↓↓↓

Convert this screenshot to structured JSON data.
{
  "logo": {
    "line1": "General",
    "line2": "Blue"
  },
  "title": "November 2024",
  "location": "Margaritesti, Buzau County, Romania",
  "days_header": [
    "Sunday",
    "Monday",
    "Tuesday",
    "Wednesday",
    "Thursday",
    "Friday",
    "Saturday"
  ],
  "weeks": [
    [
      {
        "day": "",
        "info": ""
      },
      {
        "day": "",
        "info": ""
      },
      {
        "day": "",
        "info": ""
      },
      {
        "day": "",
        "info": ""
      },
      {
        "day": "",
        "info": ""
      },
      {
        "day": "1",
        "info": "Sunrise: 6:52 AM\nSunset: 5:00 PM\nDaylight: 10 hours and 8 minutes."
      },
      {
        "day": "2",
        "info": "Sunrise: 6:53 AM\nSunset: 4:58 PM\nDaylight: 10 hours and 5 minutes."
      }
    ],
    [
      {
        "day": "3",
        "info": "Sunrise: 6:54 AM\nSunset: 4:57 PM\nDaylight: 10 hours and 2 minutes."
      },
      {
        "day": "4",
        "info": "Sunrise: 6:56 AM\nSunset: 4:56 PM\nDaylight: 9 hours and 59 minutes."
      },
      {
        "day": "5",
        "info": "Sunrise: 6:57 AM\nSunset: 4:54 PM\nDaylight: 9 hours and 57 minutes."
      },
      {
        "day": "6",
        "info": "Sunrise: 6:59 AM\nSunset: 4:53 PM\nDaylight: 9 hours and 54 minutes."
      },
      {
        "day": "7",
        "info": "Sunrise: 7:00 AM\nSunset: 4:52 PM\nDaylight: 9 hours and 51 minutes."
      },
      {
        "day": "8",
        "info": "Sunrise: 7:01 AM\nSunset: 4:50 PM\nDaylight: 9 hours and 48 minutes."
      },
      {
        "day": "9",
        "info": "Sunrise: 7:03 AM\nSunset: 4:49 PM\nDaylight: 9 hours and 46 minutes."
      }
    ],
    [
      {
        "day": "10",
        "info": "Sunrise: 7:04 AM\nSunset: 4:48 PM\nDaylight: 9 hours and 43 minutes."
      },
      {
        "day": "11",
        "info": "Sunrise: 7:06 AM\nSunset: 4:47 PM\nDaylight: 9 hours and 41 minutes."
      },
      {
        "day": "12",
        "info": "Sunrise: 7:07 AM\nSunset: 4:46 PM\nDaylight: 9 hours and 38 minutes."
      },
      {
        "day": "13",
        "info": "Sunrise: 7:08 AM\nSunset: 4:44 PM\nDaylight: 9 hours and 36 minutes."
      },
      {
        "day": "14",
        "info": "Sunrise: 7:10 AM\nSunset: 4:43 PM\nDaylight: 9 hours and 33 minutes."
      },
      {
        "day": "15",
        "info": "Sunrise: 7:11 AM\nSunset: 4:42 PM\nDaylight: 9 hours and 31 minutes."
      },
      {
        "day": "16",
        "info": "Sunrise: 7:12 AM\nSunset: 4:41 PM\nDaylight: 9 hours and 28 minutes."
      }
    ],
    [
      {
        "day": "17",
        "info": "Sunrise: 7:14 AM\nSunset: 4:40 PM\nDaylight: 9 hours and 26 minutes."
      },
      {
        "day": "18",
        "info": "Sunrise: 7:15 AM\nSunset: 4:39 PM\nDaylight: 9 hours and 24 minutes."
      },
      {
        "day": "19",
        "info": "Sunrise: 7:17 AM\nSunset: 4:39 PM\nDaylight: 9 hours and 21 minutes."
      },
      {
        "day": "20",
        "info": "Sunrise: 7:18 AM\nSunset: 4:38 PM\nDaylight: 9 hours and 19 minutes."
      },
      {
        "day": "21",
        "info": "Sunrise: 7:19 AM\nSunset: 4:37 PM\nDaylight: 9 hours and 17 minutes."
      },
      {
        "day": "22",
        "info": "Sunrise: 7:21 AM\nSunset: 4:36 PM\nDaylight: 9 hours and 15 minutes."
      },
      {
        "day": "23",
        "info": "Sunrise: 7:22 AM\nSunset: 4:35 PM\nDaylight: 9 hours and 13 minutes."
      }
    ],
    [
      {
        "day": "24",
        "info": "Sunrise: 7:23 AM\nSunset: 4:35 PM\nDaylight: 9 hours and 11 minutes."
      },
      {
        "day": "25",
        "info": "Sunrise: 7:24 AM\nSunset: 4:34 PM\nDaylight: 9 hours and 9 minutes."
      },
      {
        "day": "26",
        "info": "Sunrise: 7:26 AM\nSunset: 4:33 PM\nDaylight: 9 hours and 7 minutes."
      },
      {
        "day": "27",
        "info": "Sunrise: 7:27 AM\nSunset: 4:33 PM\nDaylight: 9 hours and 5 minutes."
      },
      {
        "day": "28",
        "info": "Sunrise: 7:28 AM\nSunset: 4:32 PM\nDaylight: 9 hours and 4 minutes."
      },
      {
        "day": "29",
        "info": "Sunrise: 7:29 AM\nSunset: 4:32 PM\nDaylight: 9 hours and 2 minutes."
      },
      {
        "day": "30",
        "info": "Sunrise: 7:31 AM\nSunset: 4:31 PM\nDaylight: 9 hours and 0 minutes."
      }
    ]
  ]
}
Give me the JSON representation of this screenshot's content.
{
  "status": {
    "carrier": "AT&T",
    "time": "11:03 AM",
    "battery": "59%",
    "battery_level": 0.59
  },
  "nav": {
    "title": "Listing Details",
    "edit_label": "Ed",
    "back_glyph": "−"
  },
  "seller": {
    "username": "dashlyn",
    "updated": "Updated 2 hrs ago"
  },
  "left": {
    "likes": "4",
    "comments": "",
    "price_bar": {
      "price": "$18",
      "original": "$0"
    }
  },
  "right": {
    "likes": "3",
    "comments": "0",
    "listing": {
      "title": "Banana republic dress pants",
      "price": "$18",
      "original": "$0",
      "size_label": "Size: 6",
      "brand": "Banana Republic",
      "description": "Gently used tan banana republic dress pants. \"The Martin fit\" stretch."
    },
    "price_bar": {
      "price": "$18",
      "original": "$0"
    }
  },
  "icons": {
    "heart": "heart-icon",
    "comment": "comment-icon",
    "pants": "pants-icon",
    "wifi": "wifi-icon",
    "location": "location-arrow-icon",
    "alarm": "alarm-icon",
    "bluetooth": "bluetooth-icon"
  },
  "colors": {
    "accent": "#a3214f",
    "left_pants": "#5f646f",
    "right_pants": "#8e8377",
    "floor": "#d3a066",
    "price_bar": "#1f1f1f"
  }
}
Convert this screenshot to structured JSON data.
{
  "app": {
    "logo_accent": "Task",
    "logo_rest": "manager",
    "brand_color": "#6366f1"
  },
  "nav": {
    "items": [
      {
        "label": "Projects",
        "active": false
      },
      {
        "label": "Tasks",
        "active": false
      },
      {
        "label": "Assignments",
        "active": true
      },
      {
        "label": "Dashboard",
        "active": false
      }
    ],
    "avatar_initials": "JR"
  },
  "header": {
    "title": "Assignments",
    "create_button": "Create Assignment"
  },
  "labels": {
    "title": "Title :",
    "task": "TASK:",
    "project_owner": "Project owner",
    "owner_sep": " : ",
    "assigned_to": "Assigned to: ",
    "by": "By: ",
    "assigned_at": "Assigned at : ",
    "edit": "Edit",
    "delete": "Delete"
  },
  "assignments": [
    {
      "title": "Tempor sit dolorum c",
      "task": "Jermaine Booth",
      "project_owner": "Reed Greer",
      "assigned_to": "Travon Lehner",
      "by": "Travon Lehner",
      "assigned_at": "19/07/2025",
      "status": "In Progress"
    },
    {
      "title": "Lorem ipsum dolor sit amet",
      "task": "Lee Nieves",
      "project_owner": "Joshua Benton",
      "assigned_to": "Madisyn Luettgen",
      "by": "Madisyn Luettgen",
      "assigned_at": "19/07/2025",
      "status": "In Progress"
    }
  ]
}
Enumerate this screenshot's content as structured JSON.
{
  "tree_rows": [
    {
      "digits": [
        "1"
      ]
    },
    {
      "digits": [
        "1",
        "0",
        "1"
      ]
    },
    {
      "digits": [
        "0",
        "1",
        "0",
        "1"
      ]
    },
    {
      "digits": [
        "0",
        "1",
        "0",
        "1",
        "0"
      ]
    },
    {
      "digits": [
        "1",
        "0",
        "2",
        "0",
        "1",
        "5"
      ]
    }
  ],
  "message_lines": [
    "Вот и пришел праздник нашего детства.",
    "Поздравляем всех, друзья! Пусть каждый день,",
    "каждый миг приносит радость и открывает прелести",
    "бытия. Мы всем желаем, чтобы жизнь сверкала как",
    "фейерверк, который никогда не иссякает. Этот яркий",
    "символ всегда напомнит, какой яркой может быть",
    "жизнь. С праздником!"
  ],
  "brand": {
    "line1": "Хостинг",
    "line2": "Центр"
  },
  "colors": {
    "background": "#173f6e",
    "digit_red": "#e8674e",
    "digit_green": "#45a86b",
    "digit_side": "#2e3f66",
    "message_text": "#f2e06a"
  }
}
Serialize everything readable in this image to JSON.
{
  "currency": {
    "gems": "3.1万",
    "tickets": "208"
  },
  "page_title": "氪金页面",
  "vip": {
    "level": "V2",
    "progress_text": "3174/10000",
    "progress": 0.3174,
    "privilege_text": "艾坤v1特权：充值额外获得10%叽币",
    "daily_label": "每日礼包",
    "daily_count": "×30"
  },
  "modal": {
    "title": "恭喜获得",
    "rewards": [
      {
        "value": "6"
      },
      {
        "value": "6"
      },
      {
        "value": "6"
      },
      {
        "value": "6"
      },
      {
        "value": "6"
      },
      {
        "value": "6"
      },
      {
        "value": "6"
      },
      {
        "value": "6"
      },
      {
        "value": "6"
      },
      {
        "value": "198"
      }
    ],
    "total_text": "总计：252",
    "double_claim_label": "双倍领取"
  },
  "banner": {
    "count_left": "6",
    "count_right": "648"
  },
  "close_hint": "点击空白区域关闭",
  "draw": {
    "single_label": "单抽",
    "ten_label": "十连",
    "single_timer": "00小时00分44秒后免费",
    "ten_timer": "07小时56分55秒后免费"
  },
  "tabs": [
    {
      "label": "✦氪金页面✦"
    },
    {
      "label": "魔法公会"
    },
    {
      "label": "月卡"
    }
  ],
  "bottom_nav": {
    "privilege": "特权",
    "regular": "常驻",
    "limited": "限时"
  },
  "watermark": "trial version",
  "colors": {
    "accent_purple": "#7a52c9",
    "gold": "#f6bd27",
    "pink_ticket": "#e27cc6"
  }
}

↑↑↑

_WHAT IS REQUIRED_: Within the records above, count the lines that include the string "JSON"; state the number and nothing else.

_WRITTEN RESPONSE_: 5